In addition to these references, students of the land grant system need to look at the various bounty warrant compilations, the lodged and caveated surveys abstracted in the MAGAZINE OF VIRGINIA GENEALOGY as well as the abstracts of the preemption warrants. A familiarity with the various aspects of the land grant system in Virginia provides the student of colonial history with the information necessary to understand the driving forces behind settlement patterns in Virginia and will in many cases help the researcher find the origins of his frontier ancestors.


Gentry, Daphne S. comp., rev. by John S. Salmon. VIRGINIA LAND OFFICE INVENTORY, Third Edition. Richmond, Va.: Virginia State Library and Archives, 1988.

Harrison, Fairfax.
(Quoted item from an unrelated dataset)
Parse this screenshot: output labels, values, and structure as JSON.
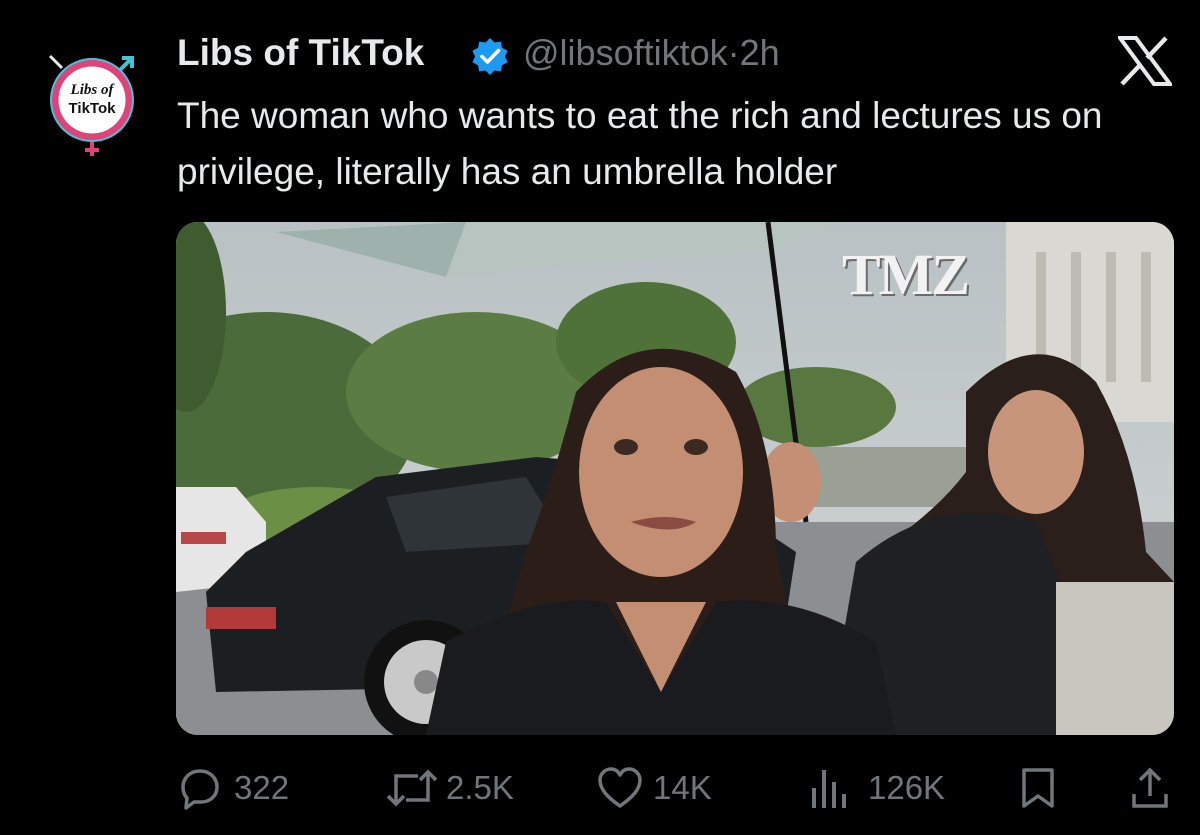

VIRGINIA LAND GRANTS: A SURVEY OF CONVEYANCING IN RELATION TO COLONIAL POLITICS. 1925; reprint, Westminster, Md: Willow Bend Books, 1998.

Vernon, Robert. "How Land Was Granted in Colonial Virginia," CENTRAL VIRGINIA HERITAGE. vol. 12 (winter 1994) pp.1-11. Contains a list of extant county survey books.

Hughes, Sarah F. SURVEYORS AND STATESMEN: LAND MEASURING IN COLONIAL VIRGINIA, Richmond, Va.: Virginia Surveyors Foundation and Virginia Association of Surveyors, 1979.

Robinson, W. Stitt, Jr. MOTHER EARTH: LAND GRANTS IN VIRGINIA, 1607-1699 Williamsburg, Va.: n.p., 1957.


Bushman, Katherine G. "Minutes of the Commission Appointed to Settle Claims to Unpatented Lands on the Western Waters of Virginia, January-April 1780." AUGUSTA HISTORICAL BULLETIN. 13(1977)1:37-57, 2:26-42.

Nugent, Nell Marion. CAVALIERS AND PIONEERS, 1623-1732. 3 vols. 1934-79; reprint, Richmond, Va.: Virginia State Library and Archives, 1992.

Hudgins, Dennis. CAVALIERS AND PIONEERS: ABSTRACTS OF VIRGINIA LAND PATENTS AND GRANTS, 1732-1776. 4 vols. Richmond, Va.: Virginia Genealogical Society, 1994-9.

"Inquisitions on Escheated Land," VIRGINIA GENEALOGIST. 19(1975): 128-136, 179-184, 255-260; 20(1976):21-28, 109-116, 169-176, 258-262; 21(1977):28-35.

MacDonald, Edgar. "Defective Surveys 1761-1799" MAGAZINE OF VIRGINIA GENEALOGY. 30(1992):318-323.

MacDonald, Edgar. "Copies of Grants Not Called For," MAGAZINE OF VIRGINIA GENEALOGY. 30(1992):131-136.

Slatten, Richard. "Lodged Land Surveys: A Series," MAGAZINE OF VIRGINIA GENEALOGY. 26(1988):179-194, 273-283; 27(1989):44-51, 114-119, 206-215, 282-289; 28(1990):37-47.

Slatten, Richard and Edgar MacDonald. "Caveated Land Surveys" MAGAZINE OF VIRGINIA GENEALOGY, 28(1990):159-164, 281-6; 29(1991):72-6.

Slatten, Richard. "Caveated Surveys Settled in the General Court, 1782-1788." MAGAZINE OF VIRGINIA GENEALOGY. 28(1990):17-26.

Slatten, Richard. "Interpreting Headrights in Colonial-Virginia Patents: Uses and Abuses," NATIONAL GENEALOGICAL SOCIETY QUARTERLY. 75(1987):169-79.


Nugent, Nell Marion. SUPPLEMENT, NORTHERN NECK GRANTS, NO. 1, 1690-1692. Richmond, Va.: Virginia State Library and Archives, 1980.

Joyner, Peggy Shomo. ABSTRACTS OF VIRGINIA'S NORTHERN NECK WARRANTS & SURVEYS. 5 vols. U.S.A.:, n.p. 1985-95.

Gray, Gertrude Entz. VIRGINIA NORTHERN NECK LAND GRANTS 1694-1862. 4 vols. Baltimore: Genealogical Publishing Company, Inc., 1987-93.

WebSite Navigation